I often tell the families I work with that children don’t come with instruction manuals. As a clinical psychologist who specializes in anxiety, my job is to give parents that manual. In the best of times, that’s not an easy task.
These are not the best of times.
We are facing unprecedented changes and uncertainty—for example, when have schools ever closed for an extended time? We’re all wading into uncharted territory and scrambling to figure it out as we go.
Uncertainty and unpredictability are scary and stressful. As a parent, you may want to shelter your children from that stress, but you can’t. Instead, let’s help them learn how to handle tough things. Here are some helpful suggestions:
—Give them age appropriate information.
Telling a child “don’t worry, everything is fine” is likely to backfire. They can look around and see that things are, in fact, not fine, and their little minds will fill in the blanks, often in really unhelpful ways. Be straight with them with what you can, but don’t overwhelm them with too much information or with speculation. Stick with the facts and be careful not to promise things that you can’t. You don’t know for sure how long this is going to last or if people they know will get sick—and it’s ok to say that.
—That said, limit news and media consumption and coronavirus talk.
Frankly, the news is overwhelming and stressful, and not just for kids. Besides, the more we talk or hear about something, the bigger and scarier it gets. Set aside one or two—at most—times during the day to get updates (from credible sources) so you can stay informed. Outside of that, turn off the news and get off social media and encourage your kids to do the same.
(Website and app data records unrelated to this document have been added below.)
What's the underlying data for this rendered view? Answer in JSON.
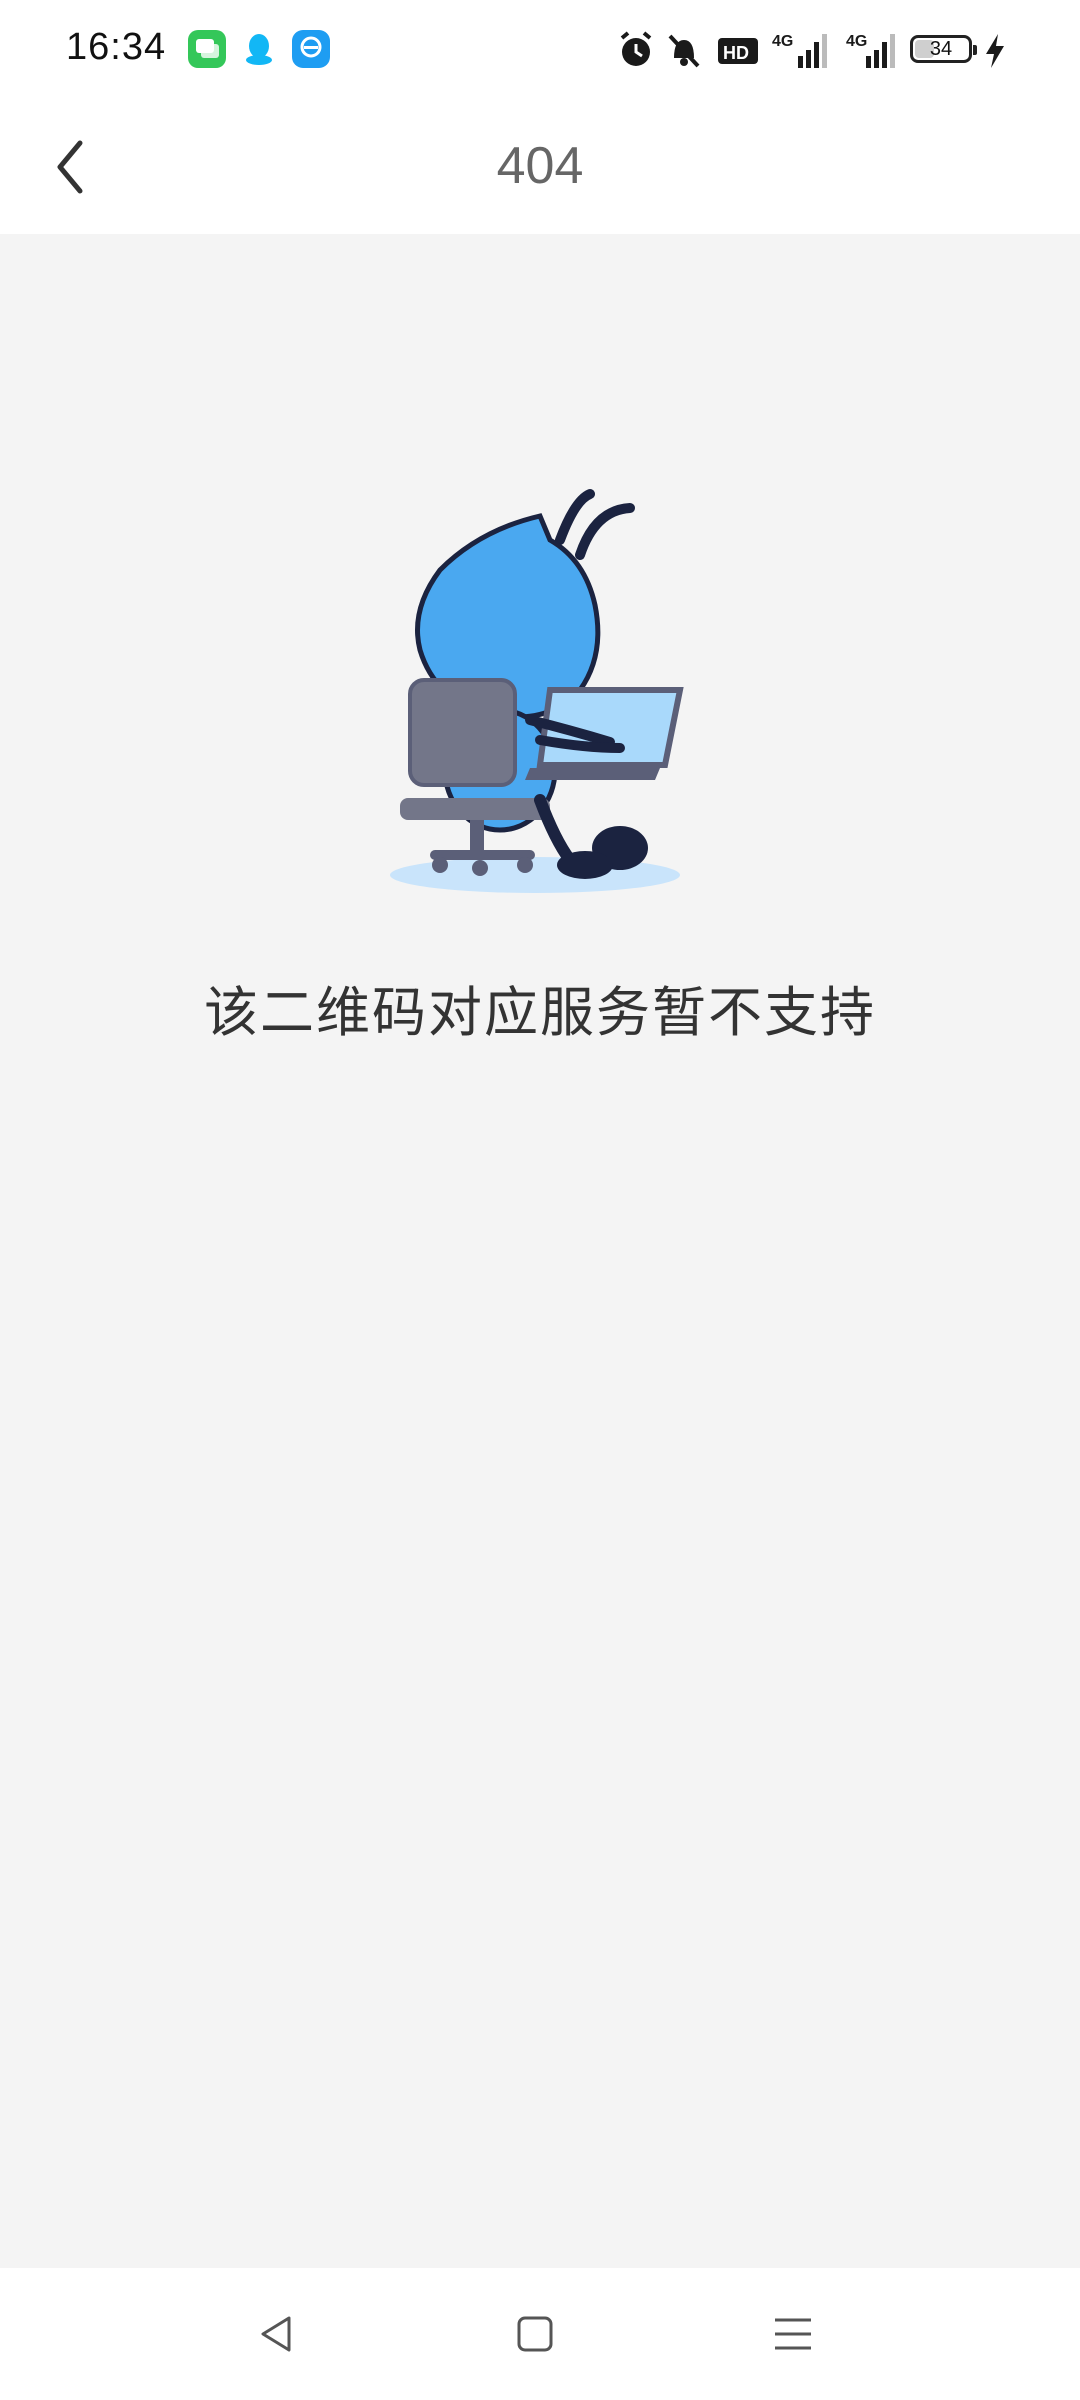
{
  "status_bar": {
    "time": "16:34",
    "network_1": "4G",
    "network_2": "4G",
    "hd": "HD",
    "battery_level": "34",
    "battery_percent": 34
  },
  "header": {
    "title": "404"
  },
  "content": {
    "message": "该二维码对应服务暂不支持"
  },
  "icons": {
    "back": "chevron-left-icon",
    "illustration": "ant-at-laptop-illustration",
    "sys_back": "triangle-back-icon",
    "sys_home": "square-home-icon",
    "sys_menu": "hamburger-menu-icon"
  },
  "colors": {
    "background": "#f4f4f4",
    "header_bg": "#ffffff",
    "title_text": "#666666",
    "message_text": "#333333",
    "ant_blue": "#4aa8f0"
  }
}
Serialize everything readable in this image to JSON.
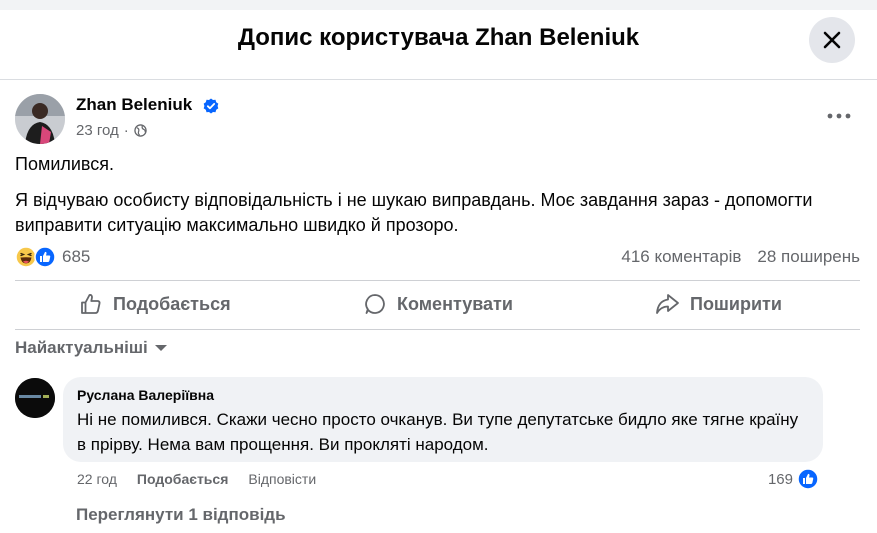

The sense of safety provided by predictable routines is out the window right now. It will be important to create a sense of structure. Therefore:
—Keep bedtimes and wake-up times consistent and add in some kind of schedule.
A free-for-all, glued-to-a-screen situation is not going to be helpful for anyone. The kids and teens I’ve seen this week are worried about more than their routines and schedules changing. They’re worried about being bored, being stuck inside with family constantly, and missing their friends.
Personally, I am worried about the potential impact that these physical health-safety measures are going to take on their mental health and well-being. Humans need certain kinds of activities to feel healthy and happy and to prevent or minimize depression. Specifically, we need activities that are enjoyable, productive, social, and physical. Without school and sports or extracurricular activities, we’re going to have to get creative to meet these needs.
—Implement family activity time in which everyone turns off phones and does something together.
Play a game, watch a movie, cook, do a craft, write letters to grandparents, read a book, dance, go for a walk, play tag. Get creative! And plan ahead.
—Help your child come up with a list of activities to combat boredom and social distancing. Write each on a slip of paper and put them in a bowl. Take turns drawing the activity for the evening.
—Find ways to help your child connect with others, especially for older kids and teens.
Can they do virtual group hangouts or study groups? Create video projects together?
As everyone is cooped up inside and spending more time than usual together, tempers may flare. The added burden of stress and uncertainty is not going to help the situation, so make a point to build in some positivity.
—Make a point to express appreciation and gratitude …
… especially for your kids and other family members. Have your children do it, too. Help your children focus on the things they can do rather than all the things they can’t do right now.
—Have them “flip it.”
When they complain or make a negative statement, tell them to “flip it.” They have to come up with a “but at least” statement. For example, “I’m so bored! I can’t go over to my friend’s house.” Flipped it’s: “But at least it’s sunny today, so I can go outside and play with my brother.” Let your kids prompt you to flip it, too. They’ll be more invested, and it’ll be good for you, too.
—Find a way to help others.
Doing something kind for someone else can be a wonderful way to help combat anxiety, boost happiness, and build important skills like empathy and compassion.
There are important lessons to be had here. Lessons about resiliency and how to cope in the face of uncertainty and adversity. Work on modeling your own good coping skills. (Need some help? Join me for free, live online psychological strength building workshops on Tuesdays and Thursdays at noon. www.peakmindpsychology.com/starter-pack to join.)
For more resources, check out:
Tips for Parents: https://youtu.be/ysB5FhyTXXI
Child Mind Institute: https://childmind.org/
—Ashley J. Smith, PhD is a licensed clinical psychologist who specializes in the treatment of anxiety and obsessive compulsive spectrum disorders. She is also the co-founder of Peak Mind: The Center for Psychological Strength.